This week, we find out more about The Engine Shed, Lincoln.
We spoke to Live Music Booker, Tom Kitchen, who tells us all about the venue's incredible history, the wide range of events that they host, and having to evolve in an ever-changing environment.
- The Engine Shed, University of Lincoln, Brayford Pool, Lincoln, LN6 7TS
- Established: 2006
- Capacity: See below.
Tell us a little about the venue and your role there.
The venue is called The Engine Shed, and we are located in the awesome City of Lincoln. Our venue is very versatile, therefore, our capacities are varied. They (standing capacities) look like this:
1,800 - Main room with balcony
700 - Half Hall (Main Room)
300 - The Platform (Second Room)
We can facilitate for seating shows with 825, 300, and 165 being our respective seated caps.
As for my role, my main day to day is live music booking, overseeing shows, and generally assisting in a variety of events and entertainment capacities.
Has the venue gone through any major changes since it opened (location, renovation, style of music etc)?
From what I am aware, none. There has been a few minor changes to the aesthetic detailing, branding, quantity of dressing rooms etc., but nothing major. It was built for functionality and still operates that way.
Half Hall (Main Room)
How many gigs or club nights a week do you host?
This is really dependent on the time of the year. Summer for us is quite quiet. All the students have gone home and festival season dramatically reduces touring schedules, therefore, we run an intermittent events programme. However, as soon as Fresher's week kicks in, it is all guns blazing with some weeks hosting up to three club nights and seven events, including comedy and live music.
Which band that's played your venue has gone on to be the best known?
Hundreds of acts have passed through the venue doors, so it is really hard to say.
Which band that played your venue deserved/deserves to be better known than they are?
Again so hard to answer. There have been large quantities of genuinely amazing acts that have come through our doors who have unfortunately seen little to no success. It's a shame.
Do you host events besides gigs and club nights?
Yes. We host regular comedy evenings ranging from the likes of Sarah Millican and Joe Lycett, to Adam Rowe and Paul Foot. We also host food and drink festivals, gala dinners, private parties, conferences, award ceremonies, exhibitions, vintage fayres, conventions and wrestling events.
If you could change one thing about the live music industry, what would it be?
No. It's (hmmmm) all perfect?
The Platform (Second Room)
What's been your proudest moment working at your venue?
I take pride in my work and feel privileged that I work in an industry that I love. There isn't one specific example, but the proudest moments are when you receive emails from the artist and/or members of the touring party, thanking you for the effort that you have put in during their show day.
Has the venue ever been threatened with closure?

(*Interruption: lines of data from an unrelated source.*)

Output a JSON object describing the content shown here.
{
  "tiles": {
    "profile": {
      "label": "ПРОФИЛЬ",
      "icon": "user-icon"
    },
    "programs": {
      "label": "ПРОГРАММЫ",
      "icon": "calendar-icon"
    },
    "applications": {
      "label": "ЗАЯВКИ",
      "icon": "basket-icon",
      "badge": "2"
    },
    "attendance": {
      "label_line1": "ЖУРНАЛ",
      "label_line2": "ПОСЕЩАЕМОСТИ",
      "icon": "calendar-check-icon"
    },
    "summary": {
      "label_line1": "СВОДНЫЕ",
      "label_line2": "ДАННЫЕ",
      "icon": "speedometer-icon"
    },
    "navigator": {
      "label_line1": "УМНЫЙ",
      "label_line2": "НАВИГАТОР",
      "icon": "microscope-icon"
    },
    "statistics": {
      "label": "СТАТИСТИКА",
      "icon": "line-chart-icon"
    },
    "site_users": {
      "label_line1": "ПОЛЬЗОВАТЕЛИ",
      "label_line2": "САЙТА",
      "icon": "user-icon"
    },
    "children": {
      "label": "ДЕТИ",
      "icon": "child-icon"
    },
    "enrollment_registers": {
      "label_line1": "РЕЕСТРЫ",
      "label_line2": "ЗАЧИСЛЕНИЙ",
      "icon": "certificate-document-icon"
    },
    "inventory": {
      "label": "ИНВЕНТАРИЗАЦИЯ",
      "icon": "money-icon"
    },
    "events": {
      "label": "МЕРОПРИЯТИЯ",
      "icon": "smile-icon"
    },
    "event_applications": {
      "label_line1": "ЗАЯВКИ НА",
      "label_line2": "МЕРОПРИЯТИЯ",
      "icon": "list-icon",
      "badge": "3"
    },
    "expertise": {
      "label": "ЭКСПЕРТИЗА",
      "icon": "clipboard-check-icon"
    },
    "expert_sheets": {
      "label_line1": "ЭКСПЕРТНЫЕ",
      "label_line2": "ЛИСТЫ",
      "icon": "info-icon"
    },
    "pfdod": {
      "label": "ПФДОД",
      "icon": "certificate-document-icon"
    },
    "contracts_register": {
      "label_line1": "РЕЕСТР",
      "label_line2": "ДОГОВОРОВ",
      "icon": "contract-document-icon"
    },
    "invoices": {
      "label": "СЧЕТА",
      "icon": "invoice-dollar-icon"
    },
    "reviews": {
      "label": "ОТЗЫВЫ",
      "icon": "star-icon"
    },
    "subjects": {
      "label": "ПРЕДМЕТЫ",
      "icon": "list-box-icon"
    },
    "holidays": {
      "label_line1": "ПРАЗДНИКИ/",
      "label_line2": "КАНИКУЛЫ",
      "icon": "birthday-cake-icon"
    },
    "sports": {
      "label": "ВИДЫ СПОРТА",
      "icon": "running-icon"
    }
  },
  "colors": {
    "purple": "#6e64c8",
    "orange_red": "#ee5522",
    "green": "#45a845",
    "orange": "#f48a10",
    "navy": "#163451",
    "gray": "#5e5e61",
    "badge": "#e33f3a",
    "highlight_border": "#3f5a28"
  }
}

If so, what could have been done to prevent it/support you?
Every venue has its ups and downs, but this is part of the tempestuous environment that we operate in. Many areas can impact venue operations including changes within the live music and events industries, as well as social, political or economic matters. For instance, trends, consumer culture, and/or noise complaints.
To counter potential impacts, we as a venue have had to react to changes in the sector or the wider society, to ensure that closure does not happen. This has happened through broadening the facility's purpose to include as many events as possible, as well as building a team of dedicated and respected professionals.
The Engine Shed is one of the nine venues that will be hosting 2Q Festival 2018.
What's the best show you've put on recently?
Are there any interesting facts/stories about the venue that people might not know, but should?!
There are so many stories, I wouldn't know where to start!
The building was erected in 1874 by Great Western Railways. It had 4 tracks running into the train shed, which now act as fire escapes. Before the building was renovated in 2006, it had been derelict since 1964.